The Importance of the Refuge
The waters and wetlands of PINWR (Pelican Island National Wildlife Refuge) form a complex ecological system supporting hundreds of species of birds, fish, plants, and mammals.
A dozen federally listed threatened and endangered species live here, including the endangered West Indian Manatee, roseate tern, piping plover, wood stork, green sea turtle, Kemp’s ridley sea turtle, and hawksbill sea turtle.
Species listed as threatened include the loggerhead sea turtle, Atlantic salt march snake, eastern indigo snake, southern bald eagle, and Arctic peregrine falcon. Other common wildlife includes the raccoon, bobcat, osprey, ground doves, river otter, opossum, and many varieties of neotropical and resident songbirds.
Pelican Island National Wildlife Refuge is located within the Indian River Lagoon, the most biologically diverse estuary in the United States. Situated on Florida’s central eastern coast, the Indian River Lagoon stretches 156 miles and is connected to the Atlantic Ocean by six inlets that run through a barrier island. The lagoon provides habitat for more than 2,200 animal species and 2,100 plant species, including 700 species of fish, 310 species of birds, and 36 endangered species. Due to its location along the Atlantic flyway, the refuge has the most diverse bird population in North America.
Pelican Island NWR also provides habitat for the endangered manatee, contains large parcels of Florida’s east coast mangrove forests and salt marshes and is home to some of the healthiest sea grass beds in the Indian River Lagoon. The Archie Carr National Wildlife Refuge, most important sea turtle nesting beaches in the western hemisphere, is co-managed by the Pelican Island Refuge Complex.
Nesting Birds of PINWR
An abundant fish population provides food for the large number of water birds that nest on Pelican Island. Nesting birds include the brown pelican, the great egret, snowy egret, cattle egret, reddish egret, great blue heron, little blue heron, tri-colored heron, black-crowned night heron, wood stork, white ibis, double-crested cormorant, anhinga and American oystercatcher. While nesting activity has been recorded at Pelican Island every month of the year, the principal nesting period extends from February through September and reaches a peak in April and May.
Bob Montanaro, a local photographer maintains a website called “Osprey Watch” with comments on, and current photos of osprey nesting within the Refuge.
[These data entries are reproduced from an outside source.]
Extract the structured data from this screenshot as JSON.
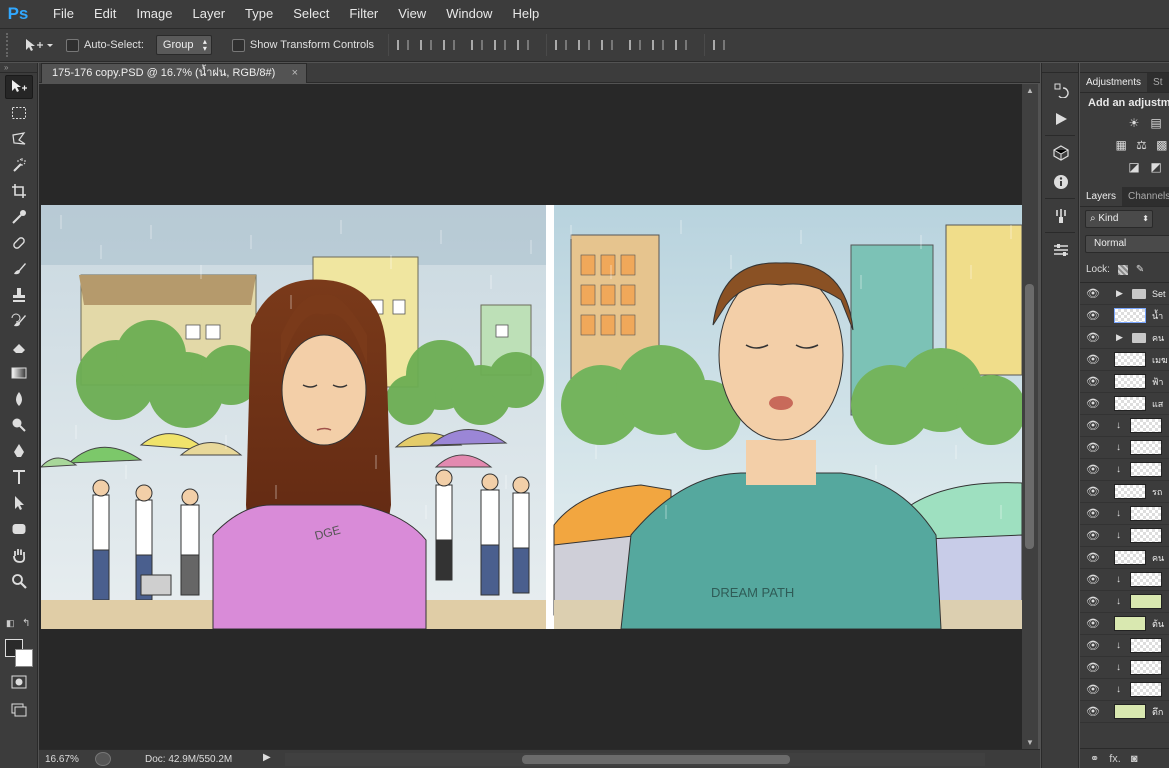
{
  "app": {
    "logo": "Ps"
  },
  "menu": [
    "File",
    "Edit",
    "Image",
    "Layer",
    "Type",
    "Select",
    "Filter",
    "View",
    "Window",
    "Help"
  ],
  "options_bar": {
    "auto_select_label": "Auto-Select:",
    "auto_select_value": "Group",
    "show_transform_label": "Show Transform Controls"
  },
  "document": {
    "tab_title": "175-176 copy.PSD @ 16.7% (น้ำฝน, RGB/8#)",
    "close_glyph": "×"
  },
  "status": {
    "zoom": "16.67%",
    "doc_size": "Doc: 42.9M/550.2M"
  },
  "panels": {
    "adjustments_tab": "Adjustments",
    "styles_tab": "St",
    "adjustments_title": "Add an adjustme",
    "layers_tab": "Layers",
    "channels_tab": "Channels",
    "kind_label": "Kind",
    "blend_mode": "Normal",
    "lock_label": "Lock:",
    "layers": [
      {
        "type": "folder",
        "name": "Set"
      },
      {
        "type": "layer",
        "name": "น้ำ",
        "selected": true
      },
      {
        "type": "folder",
        "name": "คน"
      },
      {
        "type": "layer",
        "name": "เมฆ"
      },
      {
        "type": "layer",
        "name": "ฟ้า"
      },
      {
        "type": "layer",
        "name": "แส"
      },
      {
        "type": "clip",
        "name": ""
      },
      {
        "type": "clip",
        "name": ""
      },
      {
        "type": "clip",
        "name": ""
      },
      {
        "type": "layer",
        "name": "รถ"
      },
      {
        "type": "clip",
        "name": ""
      },
      {
        "type": "clip",
        "name": ""
      },
      {
        "type": "layer",
        "name": "คน"
      },
      {
        "type": "clip",
        "name": ""
      },
      {
        "type": "clip",
        "name": "",
        "green": true
      },
      {
        "type": "layer",
        "name": "ต้น",
        "green": true
      },
      {
        "type": "clip",
        "name": ""
      },
      {
        "type": "clip",
        "name": ""
      },
      {
        "type": "clip",
        "name": ""
      },
      {
        "type": "layer",
        "name": "ตึก",
        "green": true
      }
    ],
    "footer_fx": "fx."
  },
  "artwork": {
    "shirt_text_left": "DGE",
    "shirt_text_right": "DREAM PATH"
  }
}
Please visit Osprey Watch to read Bob’s comments and view his pictures of the osprey of Pelican Island NWR. His website also features many other links to osprey information too.
Birdwatching, wildlife photography, and sport fishing are the most popular forms of recreational use associated with the refuge. While public use of the island proper must be held to a minimum to avoid disturbance to the nesting birds, there are opportunities to view and photograph nesting activities from a reasonable distance offshore.
The Birds of Pelican Island
Over 30 species of birds use Pelican Island as a rookery, roost, feeding ground, or loafing area. 16 different species of birds nest on Pelican Island, including the Brown Pelican, Wood Stork, Great Egret, Snowy Egret, Reddish Egret, Cattle Egret, Great Blue Heron, Little Blue Heron, Tricolored Heron, Green-backed Heron, Black-crowned Night Heron, Double-crested cormorant, Anhinga, White Ibis, American oystercatcher, Common moorhen.
Wintering birds include the White pelican, double-crested cormorant, Roseate Spoonbill, Blue- wing teal, Lesser scaup, Red-breasted merganser, Ring-billed gull, Forster’s tern, and Common Loon.